Thursday, 17 April 2014

Borrow, Build, Buy


This week I had a brief chat on Twitter with John Jackson and Gavin Beckett. John mentioned a National IT Procurement Strategy so I thought I'd write mine own.

OK, so it's not really a strategy, just three options I think you should consider when creating a new digital service.

Borrow

If you're looking to create a new application the best place to start is finding someone who's already made it and willing to share the code. There's increasing number of public sector organisations on GitHub all round the world.

Sites like Europe Commons also offer a catalogue of open applications and networks like LocalGov Digital's LGMakers and the Open Systems Alliance are promote code sharing.

Build

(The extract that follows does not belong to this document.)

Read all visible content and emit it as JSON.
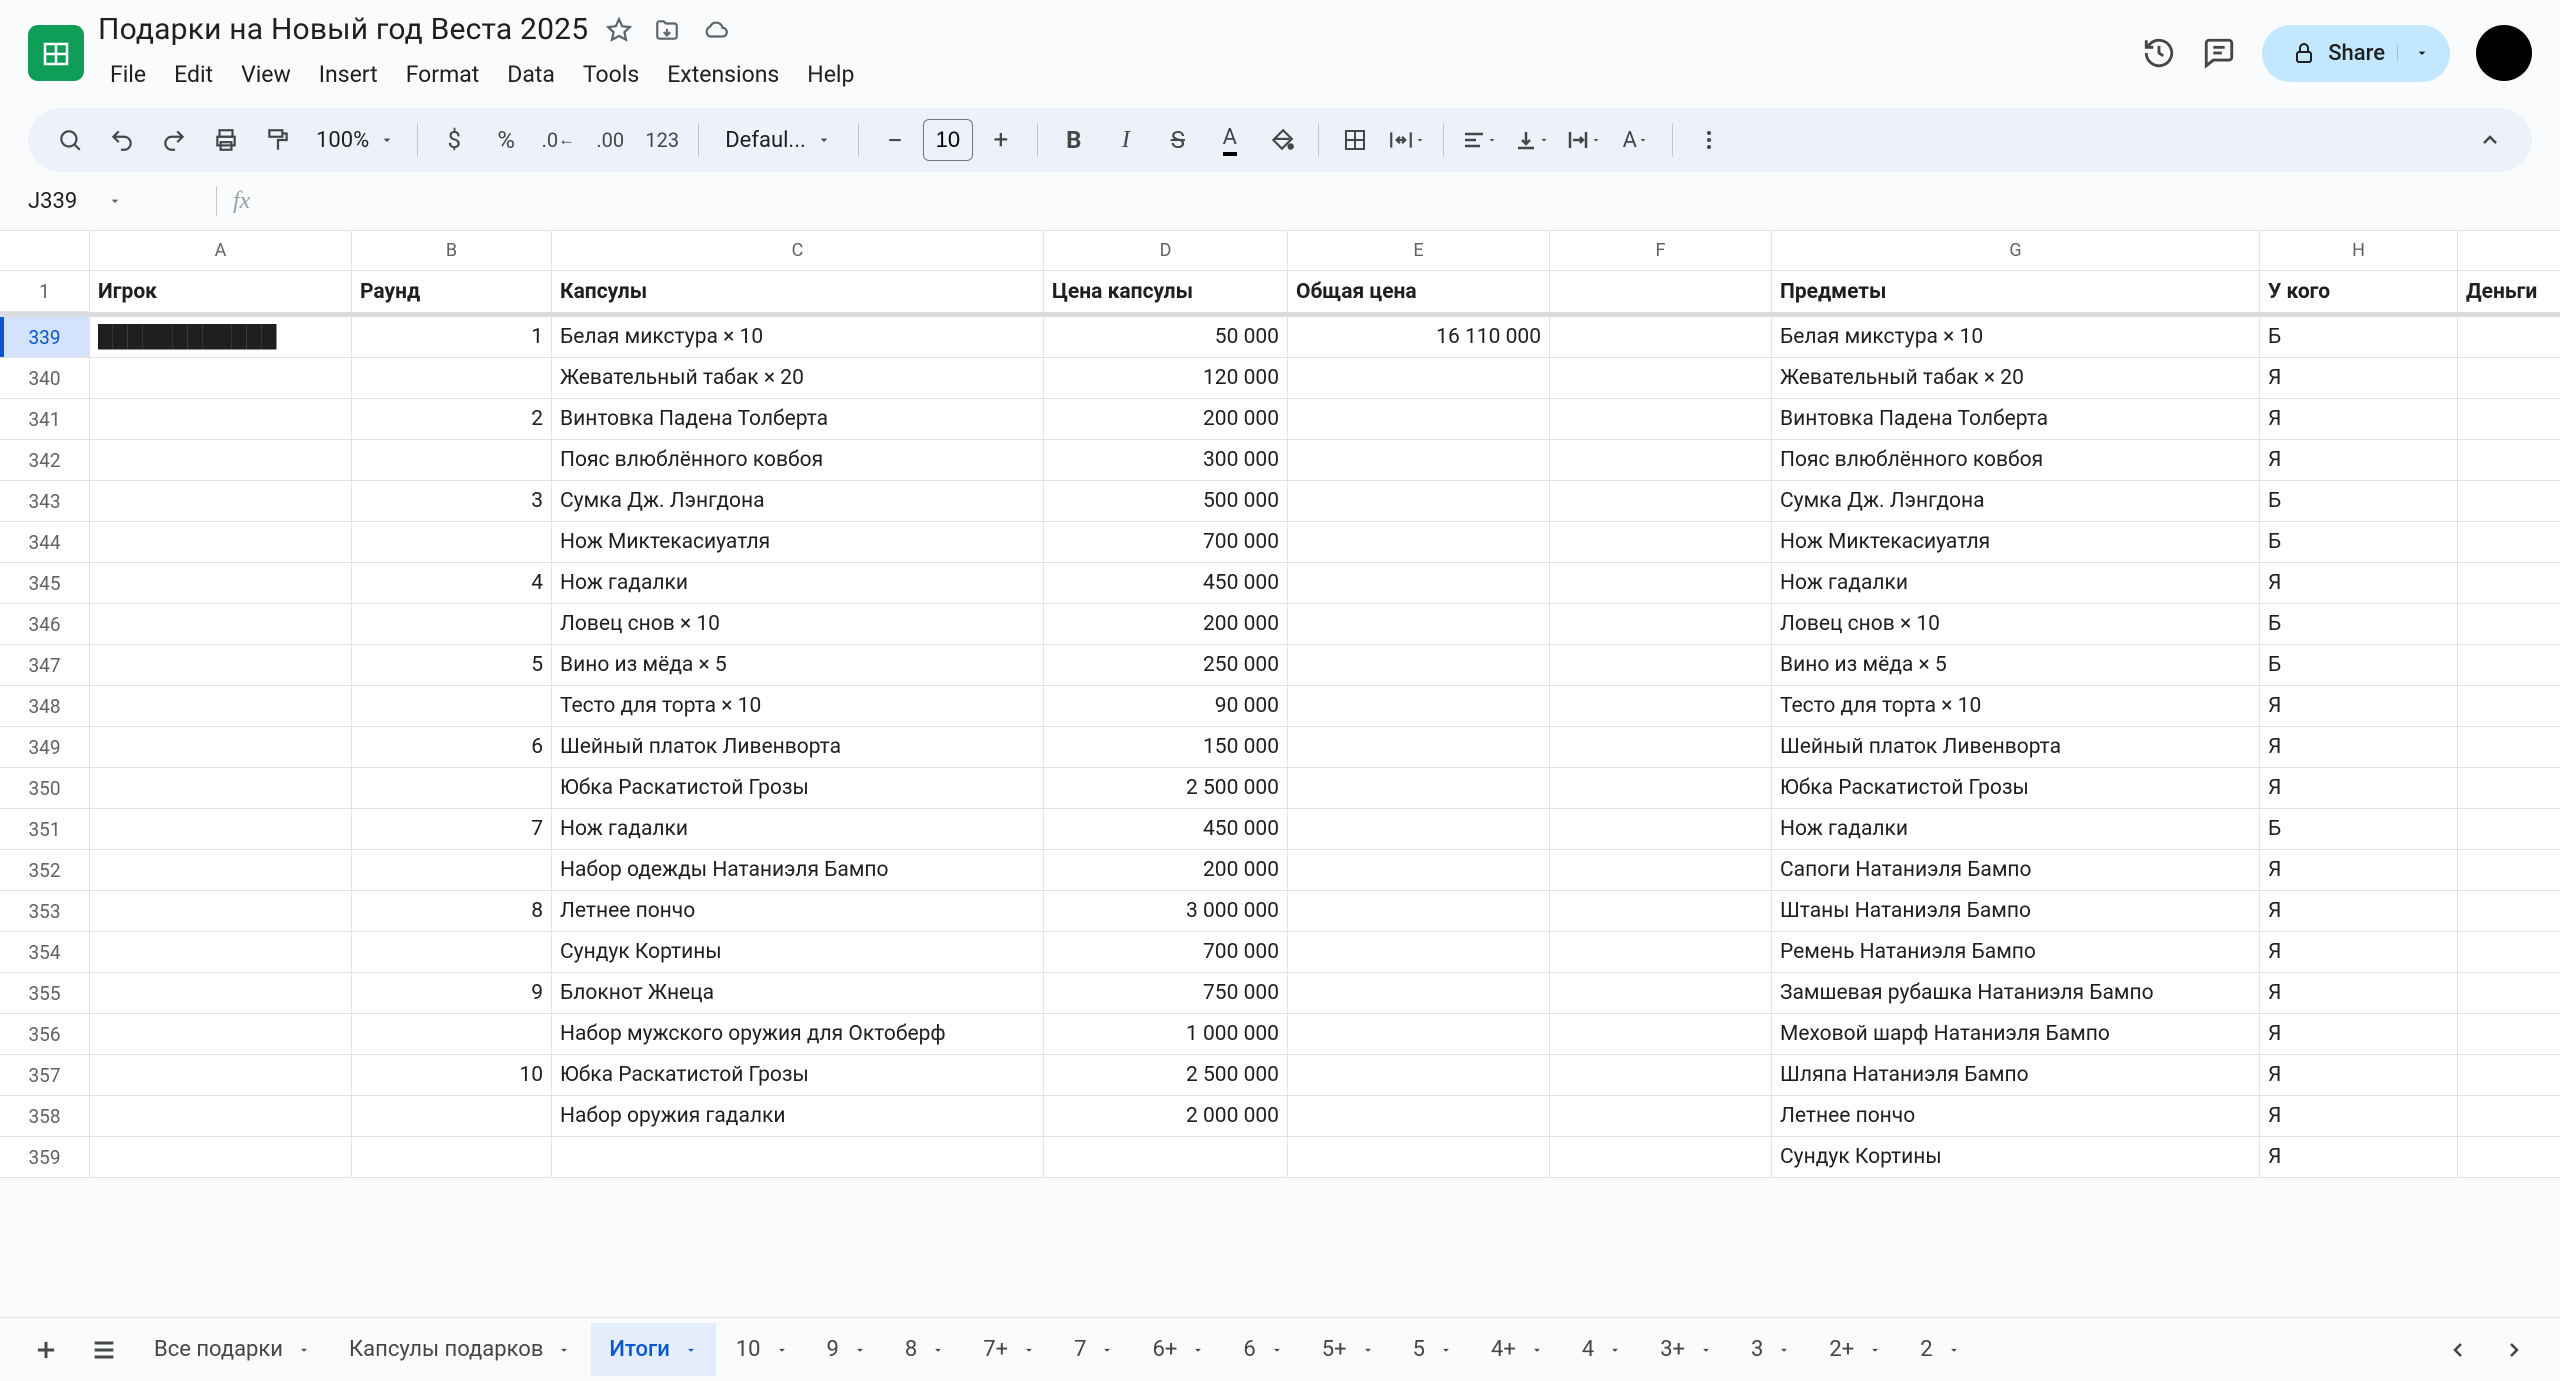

Last year I wrote about an Kickstarter for local governments. As collaborative working becomes easier and professional networking more prevalent this is increasingly becoming an option, however I've yet to see a platform that will really enable this.

LGMakers will shortly be releasing help on how to share stuff, including the issues you need to consider and the practical steps on how to use GitHub.

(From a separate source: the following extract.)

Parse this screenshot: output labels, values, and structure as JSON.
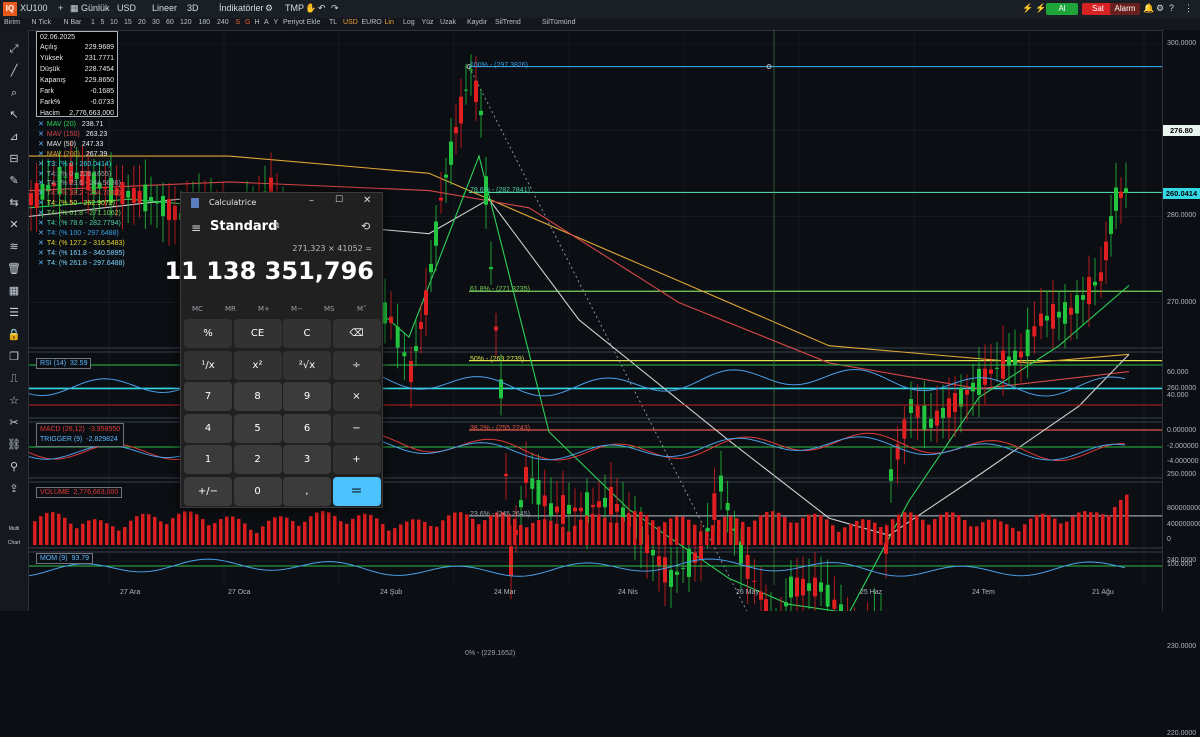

Buy

Let's face it, it's not always possible or feasible to borrow or build but even if you have to buy something there are certain things you can look for.

GDS have a good guide on open standards and Warwickshire County Council's Applications Strategy is an example of including open standards in an ICT Strategy. Anything you buy should be build to open standards to enable it to be integrated with other stuff you borrow, build or buy.

So "Borrow, Build, Buy. It's not so much a procurement strategy, more of an attitude to application creation.

This blog is written by Phil Rumens, Vice-Chair of LocalGov Digital, lead for LGMakers and who manages the digital services team at a local authority in England.

The opinions expressed in this weblog are my own personal views and in no way represent any organisation I may have worked for, currently work for, might be thinking of working for, might not be thinking of working for or have never worked for. In fact having said that they, might not even be my views any more as I might have changed my mind so I wouldn't take any of it too seriously.